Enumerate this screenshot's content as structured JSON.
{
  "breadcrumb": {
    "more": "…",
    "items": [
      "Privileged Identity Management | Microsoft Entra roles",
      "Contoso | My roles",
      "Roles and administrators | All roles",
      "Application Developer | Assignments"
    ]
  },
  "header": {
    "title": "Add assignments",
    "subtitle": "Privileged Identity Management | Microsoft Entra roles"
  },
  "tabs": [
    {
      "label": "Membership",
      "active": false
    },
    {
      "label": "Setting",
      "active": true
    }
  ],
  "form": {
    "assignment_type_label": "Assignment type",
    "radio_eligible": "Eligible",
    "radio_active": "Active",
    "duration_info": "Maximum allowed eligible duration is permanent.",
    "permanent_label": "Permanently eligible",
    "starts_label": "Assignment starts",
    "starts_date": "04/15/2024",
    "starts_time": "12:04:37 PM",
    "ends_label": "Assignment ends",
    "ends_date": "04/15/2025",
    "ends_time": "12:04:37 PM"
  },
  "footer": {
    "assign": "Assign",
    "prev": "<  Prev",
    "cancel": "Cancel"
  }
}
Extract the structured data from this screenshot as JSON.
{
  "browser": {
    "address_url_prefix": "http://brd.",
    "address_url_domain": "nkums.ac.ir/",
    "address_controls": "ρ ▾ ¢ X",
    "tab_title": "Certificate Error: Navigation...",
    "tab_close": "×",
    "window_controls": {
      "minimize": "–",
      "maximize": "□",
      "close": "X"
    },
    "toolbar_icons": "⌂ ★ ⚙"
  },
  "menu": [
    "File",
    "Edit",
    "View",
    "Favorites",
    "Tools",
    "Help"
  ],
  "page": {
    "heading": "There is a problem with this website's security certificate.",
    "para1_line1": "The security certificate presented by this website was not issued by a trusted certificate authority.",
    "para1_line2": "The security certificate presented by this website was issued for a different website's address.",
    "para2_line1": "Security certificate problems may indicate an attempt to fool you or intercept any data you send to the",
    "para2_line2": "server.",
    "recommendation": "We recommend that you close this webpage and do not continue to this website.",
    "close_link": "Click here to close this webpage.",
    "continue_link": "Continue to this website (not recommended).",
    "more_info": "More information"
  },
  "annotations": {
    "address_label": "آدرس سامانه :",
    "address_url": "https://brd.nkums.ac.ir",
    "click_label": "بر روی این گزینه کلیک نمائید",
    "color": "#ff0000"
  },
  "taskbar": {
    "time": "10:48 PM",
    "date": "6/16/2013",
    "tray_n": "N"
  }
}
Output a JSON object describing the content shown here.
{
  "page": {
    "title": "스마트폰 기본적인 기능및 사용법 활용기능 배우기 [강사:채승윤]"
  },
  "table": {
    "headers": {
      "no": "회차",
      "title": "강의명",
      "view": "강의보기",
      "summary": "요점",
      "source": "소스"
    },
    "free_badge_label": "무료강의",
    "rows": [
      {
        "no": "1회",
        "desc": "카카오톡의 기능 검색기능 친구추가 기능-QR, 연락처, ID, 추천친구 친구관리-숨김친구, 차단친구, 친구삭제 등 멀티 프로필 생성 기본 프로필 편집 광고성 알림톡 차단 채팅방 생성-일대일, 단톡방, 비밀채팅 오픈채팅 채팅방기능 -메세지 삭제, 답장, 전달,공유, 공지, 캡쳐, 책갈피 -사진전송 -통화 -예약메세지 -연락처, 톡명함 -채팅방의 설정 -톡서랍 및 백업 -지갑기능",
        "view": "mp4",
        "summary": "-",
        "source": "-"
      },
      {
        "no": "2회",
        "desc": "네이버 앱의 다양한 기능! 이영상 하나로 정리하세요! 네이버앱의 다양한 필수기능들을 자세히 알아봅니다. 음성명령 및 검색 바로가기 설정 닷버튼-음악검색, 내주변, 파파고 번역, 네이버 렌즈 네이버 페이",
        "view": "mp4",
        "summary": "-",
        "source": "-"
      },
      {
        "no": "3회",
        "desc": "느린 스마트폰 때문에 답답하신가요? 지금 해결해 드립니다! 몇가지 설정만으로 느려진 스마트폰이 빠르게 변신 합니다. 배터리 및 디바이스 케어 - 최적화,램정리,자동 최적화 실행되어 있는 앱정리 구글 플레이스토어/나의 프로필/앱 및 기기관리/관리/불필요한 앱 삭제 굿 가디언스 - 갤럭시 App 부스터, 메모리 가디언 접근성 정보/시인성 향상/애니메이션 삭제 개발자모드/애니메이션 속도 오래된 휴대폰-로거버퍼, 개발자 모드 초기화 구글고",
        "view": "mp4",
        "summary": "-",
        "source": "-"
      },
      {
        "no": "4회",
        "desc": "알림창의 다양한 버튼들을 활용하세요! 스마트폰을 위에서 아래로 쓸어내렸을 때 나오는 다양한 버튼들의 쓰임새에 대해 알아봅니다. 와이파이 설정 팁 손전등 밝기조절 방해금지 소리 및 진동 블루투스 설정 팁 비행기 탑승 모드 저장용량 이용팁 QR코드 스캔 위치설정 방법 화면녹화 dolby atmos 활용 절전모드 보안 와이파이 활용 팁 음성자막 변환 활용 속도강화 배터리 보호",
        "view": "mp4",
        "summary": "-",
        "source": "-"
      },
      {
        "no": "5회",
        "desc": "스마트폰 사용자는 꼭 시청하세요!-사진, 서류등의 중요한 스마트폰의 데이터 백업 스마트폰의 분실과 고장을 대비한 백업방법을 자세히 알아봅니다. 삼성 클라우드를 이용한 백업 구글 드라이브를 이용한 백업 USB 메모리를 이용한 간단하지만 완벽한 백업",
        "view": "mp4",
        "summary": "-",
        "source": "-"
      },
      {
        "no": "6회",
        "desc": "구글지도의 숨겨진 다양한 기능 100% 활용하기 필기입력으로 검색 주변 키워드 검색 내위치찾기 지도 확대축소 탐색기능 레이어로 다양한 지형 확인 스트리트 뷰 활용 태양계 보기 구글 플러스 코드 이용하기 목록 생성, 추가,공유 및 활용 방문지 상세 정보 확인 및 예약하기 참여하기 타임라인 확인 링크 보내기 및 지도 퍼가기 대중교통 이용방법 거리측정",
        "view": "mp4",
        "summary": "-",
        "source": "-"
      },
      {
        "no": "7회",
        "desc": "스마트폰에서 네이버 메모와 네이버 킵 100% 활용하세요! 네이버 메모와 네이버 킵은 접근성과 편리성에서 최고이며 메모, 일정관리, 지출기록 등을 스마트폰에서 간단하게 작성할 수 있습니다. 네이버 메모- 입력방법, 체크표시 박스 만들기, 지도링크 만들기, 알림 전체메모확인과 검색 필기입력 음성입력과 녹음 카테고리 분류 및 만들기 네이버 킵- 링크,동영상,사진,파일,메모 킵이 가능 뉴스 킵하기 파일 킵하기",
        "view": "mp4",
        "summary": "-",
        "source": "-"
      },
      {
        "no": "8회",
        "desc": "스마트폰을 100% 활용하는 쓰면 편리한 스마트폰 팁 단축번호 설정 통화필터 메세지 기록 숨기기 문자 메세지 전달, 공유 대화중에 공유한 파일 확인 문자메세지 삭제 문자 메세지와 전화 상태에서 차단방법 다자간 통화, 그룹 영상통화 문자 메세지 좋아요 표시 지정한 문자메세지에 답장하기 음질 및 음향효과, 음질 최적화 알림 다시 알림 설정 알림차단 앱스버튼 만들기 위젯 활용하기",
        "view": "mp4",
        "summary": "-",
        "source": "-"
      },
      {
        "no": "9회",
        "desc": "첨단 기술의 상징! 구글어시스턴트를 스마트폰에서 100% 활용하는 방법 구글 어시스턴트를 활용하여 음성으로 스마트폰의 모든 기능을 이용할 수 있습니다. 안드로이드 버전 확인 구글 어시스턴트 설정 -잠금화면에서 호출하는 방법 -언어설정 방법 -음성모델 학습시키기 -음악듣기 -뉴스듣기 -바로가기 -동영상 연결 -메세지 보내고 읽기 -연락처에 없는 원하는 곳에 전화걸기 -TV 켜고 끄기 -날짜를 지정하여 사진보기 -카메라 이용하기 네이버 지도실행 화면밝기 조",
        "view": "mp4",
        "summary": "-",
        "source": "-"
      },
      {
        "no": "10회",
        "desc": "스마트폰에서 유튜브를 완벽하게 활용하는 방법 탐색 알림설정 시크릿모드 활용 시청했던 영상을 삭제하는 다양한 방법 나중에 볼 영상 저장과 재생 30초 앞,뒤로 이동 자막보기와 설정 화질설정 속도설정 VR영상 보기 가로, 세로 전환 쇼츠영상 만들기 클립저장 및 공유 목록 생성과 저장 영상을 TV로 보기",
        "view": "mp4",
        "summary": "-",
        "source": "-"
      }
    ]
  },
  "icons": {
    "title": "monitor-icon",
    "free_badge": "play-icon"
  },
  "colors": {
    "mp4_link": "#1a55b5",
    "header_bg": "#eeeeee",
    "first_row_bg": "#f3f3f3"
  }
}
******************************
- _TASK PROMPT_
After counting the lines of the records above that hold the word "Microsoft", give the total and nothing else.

- _TASK RESULT_
2